Michael Harriot [00:07:55] So when we talk about the civil rights movement, when we talk about the anti-lynching movement, when we talk about the anti-slavery or abolition movement, we talk about the police reform movement. What we are talking about are people who are advocating that we be allowed to live in our natural state free. And I would argue that the civil rights movement was not a movement. The abolition movement was not a movement. If a man’s natural state is free, then none of those things are movements. All of the people organized against those the segregationists, the pro-slavery people, the anti anti-racist or pro racist people, the people who are against CRT, the people who are against what they call wokeness. They have always been a movement that is against the natural state of man or against the natural law. They hate law and order. Because we are fighting for law and order. And as long as the natural state of man is freedom, then any movement against it is unlawful and out of order. And that’s why you got to keep listening to this podcast. That’s why you got to tell a friend about it. That’s why you got to subscribe. And that’s why we leave you with a Black saying every episode. And today’s saying, it’s heard by ushers and deacons all across Black America, “White people need to be decent and in order.” Thank you for listening to the Grio Daily, and we’ll see you next time. If you like what you heard, please give us a five star review. Download the Grio app. Subscribe to the show and to share it with everyone you know. Please email all questions, suggestions and compliments to the podcast at theGrio dot com. 

Panama Jackson [00:10:25] Coming this February.
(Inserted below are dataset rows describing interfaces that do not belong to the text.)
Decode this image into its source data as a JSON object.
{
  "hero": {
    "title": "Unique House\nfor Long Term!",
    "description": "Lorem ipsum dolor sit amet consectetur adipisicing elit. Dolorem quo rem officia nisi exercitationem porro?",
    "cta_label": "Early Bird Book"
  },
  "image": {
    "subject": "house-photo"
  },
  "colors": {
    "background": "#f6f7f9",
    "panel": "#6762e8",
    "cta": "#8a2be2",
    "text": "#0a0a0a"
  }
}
The Real Black Podcast Network presents Dear Culture: Tru’ish Black Stories. 

Dr, Christina Greer [00:10:33] When you think of sheer artistry, sheer creativity, the ability for someone to bring Black people together in the most fundamental ways, it’s, you know, I would say of my four, Randy Watson’s my number one. 

Michael Harriot [00:10:48] When the news about Rickey first broke, what I heard about it is the thing you hear about, you know, every time somebody Black dies that it was gang related. That means the police don’t know what happened. So they just said probably the gangs, probably, you know, the other Black dudes. 

Damon Young [00:11:04] What I think of Akeelah, you know, I think about how impressionable white people can be. I think about how, you know, if you watch that movie again, you know, he should have lost like three times. 

Panama Jackson [00:11:17] Where were you when you heard the story about them suckers getting served by Wade’s dance crew? 

Shamira Ibrahim [00:11:23] You know, it’s crazy that you mention this. So as a New Yorker, right, Everyone knows where they were on 9/11, right? You know, couple of years later. Right. It’s 2003. Everyone hears about this crazy moment in a boxing ring because that’s where dancers duke it out. Right. In boxing rings. 

Panama Jackson [00:11:40] If you could say something to Ricky right now, what would you say to him? 

Monique Judge [00:11:44] Ricky, You should’ve never got that girl pregnant. You knew I had a crush on you. You should have gone with me instead. 

Panama Jackson [00:11:48] Moments in Black culture examined like never before? Join us each week as we dive into the Black moments that changed us. That changed the world. Make sure to subscribe to Dear Culture so you never miss an episode.